The Cowboys seemingly know they aren't explosive, and have opted for the latter approach. They are currently third in the league in drives of 10 or more plays, with 25 (that's 18% of their total drives). And, a goodly number of their 10+ play drives have resulted in scores; 19 of their 25 long drives have put points on the board. The problem is the kind of scores; of those 19 scoring drives, 14 have ended in a Dan Bailey field goal. Only five have produced a touchdown.

The Cowboys' fundamental inability to turn consistent production into sevens has resulted in these two gems:

230: points the Cowboys have scored this season, good for 30th in the NFL, ahead of only the Rams and the 49ers.

-75: The Cowboys' net points on the year. For much of the season, the Cowboys have kept games close, and lost by a touchdown or less. As a consequence, their net points number was far better than that of teams with similarly dismal records.

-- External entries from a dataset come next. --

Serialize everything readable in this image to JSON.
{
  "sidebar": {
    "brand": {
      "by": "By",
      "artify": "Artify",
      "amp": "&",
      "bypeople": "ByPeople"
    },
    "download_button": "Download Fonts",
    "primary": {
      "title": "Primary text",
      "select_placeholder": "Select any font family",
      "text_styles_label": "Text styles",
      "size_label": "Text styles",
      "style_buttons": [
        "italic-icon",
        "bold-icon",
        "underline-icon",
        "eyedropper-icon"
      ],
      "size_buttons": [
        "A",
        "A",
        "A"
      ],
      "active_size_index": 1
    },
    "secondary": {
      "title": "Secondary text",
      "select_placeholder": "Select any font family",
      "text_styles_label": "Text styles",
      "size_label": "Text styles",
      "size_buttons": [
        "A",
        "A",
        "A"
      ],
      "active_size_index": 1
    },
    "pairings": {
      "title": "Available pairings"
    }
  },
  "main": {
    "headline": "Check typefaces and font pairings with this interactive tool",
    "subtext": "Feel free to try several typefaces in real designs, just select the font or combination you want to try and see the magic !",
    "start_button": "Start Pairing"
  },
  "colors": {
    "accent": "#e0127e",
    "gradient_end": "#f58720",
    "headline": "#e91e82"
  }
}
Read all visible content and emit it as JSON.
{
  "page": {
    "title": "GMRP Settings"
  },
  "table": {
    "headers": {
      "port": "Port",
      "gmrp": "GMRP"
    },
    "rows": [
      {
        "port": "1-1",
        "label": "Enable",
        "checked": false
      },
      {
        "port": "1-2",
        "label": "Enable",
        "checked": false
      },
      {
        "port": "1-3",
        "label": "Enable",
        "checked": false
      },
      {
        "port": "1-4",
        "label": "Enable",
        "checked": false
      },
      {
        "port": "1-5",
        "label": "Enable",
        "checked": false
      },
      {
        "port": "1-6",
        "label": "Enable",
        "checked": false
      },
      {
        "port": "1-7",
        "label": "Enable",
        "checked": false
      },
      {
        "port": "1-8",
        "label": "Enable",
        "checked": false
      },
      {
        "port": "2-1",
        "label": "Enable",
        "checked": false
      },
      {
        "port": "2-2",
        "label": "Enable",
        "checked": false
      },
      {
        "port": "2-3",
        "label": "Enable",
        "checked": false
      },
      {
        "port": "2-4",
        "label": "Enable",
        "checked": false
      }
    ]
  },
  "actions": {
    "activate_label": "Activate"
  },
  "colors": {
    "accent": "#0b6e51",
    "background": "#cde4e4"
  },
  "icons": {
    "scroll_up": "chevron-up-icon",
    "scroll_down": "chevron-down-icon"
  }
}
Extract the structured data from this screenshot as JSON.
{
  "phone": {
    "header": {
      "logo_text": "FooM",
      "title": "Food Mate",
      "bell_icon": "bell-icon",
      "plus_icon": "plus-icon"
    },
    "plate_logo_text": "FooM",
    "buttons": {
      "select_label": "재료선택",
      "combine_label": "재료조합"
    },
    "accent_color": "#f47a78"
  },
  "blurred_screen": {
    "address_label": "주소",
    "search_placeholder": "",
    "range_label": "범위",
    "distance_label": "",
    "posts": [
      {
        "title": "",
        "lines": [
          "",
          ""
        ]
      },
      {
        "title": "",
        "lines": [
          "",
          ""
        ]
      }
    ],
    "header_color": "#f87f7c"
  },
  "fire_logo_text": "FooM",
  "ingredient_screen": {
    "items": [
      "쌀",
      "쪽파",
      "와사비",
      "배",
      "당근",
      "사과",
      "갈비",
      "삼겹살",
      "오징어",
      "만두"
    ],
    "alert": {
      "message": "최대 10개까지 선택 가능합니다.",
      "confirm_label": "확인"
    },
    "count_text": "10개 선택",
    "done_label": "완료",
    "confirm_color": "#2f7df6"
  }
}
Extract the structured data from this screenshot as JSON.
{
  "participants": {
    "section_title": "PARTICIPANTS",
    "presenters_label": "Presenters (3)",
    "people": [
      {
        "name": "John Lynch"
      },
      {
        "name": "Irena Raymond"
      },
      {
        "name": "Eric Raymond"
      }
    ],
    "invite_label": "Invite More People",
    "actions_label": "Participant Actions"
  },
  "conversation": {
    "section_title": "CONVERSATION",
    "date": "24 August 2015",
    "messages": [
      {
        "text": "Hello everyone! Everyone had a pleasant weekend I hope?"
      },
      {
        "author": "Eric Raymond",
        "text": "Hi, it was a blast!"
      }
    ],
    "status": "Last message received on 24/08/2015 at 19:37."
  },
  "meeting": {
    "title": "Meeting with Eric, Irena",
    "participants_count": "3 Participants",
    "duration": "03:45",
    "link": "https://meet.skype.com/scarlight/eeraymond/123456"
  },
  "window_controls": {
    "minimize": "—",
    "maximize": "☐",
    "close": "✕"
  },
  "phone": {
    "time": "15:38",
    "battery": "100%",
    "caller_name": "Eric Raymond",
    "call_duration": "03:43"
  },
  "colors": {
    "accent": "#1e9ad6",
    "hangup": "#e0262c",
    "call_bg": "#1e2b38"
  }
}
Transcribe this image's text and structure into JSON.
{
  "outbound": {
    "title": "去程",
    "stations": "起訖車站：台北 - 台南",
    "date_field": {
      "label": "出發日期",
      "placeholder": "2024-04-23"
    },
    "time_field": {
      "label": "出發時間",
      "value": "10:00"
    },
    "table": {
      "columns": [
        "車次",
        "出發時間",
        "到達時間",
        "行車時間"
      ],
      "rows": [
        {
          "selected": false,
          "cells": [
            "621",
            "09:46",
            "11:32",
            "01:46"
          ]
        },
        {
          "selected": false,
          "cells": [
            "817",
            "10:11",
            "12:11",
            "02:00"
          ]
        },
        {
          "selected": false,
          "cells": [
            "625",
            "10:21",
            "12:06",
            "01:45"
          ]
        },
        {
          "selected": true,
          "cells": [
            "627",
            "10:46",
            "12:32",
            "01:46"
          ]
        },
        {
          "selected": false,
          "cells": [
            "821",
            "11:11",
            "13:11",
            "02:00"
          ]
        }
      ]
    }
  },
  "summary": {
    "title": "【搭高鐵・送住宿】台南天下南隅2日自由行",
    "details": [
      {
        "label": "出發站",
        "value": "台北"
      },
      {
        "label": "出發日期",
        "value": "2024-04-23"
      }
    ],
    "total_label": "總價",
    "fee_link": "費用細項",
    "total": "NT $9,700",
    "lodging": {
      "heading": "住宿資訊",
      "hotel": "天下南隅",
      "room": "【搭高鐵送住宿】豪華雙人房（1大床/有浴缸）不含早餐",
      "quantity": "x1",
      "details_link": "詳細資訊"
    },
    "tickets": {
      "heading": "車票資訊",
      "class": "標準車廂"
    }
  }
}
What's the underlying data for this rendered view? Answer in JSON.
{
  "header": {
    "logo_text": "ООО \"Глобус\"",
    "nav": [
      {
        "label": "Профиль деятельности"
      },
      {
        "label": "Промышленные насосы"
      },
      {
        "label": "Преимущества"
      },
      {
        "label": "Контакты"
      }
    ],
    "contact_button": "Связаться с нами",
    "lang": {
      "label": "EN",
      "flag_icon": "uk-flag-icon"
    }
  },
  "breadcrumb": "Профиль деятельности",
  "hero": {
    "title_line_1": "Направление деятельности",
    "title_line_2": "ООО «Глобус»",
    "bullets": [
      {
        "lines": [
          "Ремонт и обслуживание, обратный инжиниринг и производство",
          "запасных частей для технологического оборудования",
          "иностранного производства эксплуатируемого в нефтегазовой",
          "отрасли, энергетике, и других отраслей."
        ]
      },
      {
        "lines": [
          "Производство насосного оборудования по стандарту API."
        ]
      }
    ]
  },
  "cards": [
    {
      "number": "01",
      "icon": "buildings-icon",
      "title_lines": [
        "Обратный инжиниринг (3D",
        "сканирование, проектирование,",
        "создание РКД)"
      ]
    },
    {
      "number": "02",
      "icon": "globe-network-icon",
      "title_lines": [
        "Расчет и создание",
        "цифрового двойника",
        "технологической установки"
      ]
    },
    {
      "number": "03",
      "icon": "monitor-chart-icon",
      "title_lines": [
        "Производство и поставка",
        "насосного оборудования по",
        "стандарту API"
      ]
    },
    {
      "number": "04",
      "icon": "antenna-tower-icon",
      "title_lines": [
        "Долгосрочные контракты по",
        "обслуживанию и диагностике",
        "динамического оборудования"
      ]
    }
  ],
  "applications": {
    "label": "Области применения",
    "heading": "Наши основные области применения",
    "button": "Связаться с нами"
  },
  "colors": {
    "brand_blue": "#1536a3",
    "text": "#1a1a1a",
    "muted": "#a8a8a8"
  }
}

After double-digit losses to the Panthers and Packers, however, its starting to balloon, and Dallas now sits 28th in net points on the season.

Almost any way you slice it, this team is nestled in amongst the bottom-dwellers.

7: the Cowboys' draft position before the results of the Monday night game (since Dallas has played both Miami and New York, the result will impact their strength of schedule). Here's where we stand:

(A previous BTB article with the Cowboys picking 4th was incorrect, we apologize for the error.)

Order Team CONF DIV Wins Losses % SOS%
1 Tennessee Titans AFC South 3 10 0.231 0.498
2 San Diego Chargers AFC West 3 10 0.231 0.527
3 Cleveland Browns AFC North 3 10 0.231 0.529
4 Baltimore Ravens AFC North 4 9 0.308 0.517
5 Detroit Lions NFC North 4 9 0.308 0.529
6 San Francisco 49ers NFC West 4 9 0.308 0.531
7 Dallas Cowboys NFC East 4 9 0.308 0.541

Thanks to the fact that they played each conference's winningest team (and the peculiar fact that only one team on their schedule - New Orleans - has lost eight or more games), the Cowboys are almost surely going to be at the tail end of whatever win-loss cluster they find themselves in. So, it won't help them for any of the top three teams to lose.

It will, however, help if and when the Ravens, Lions and 49ers win. As this once-promising season continues to swirl in the bowl, that's what we have left to root for, I suppose.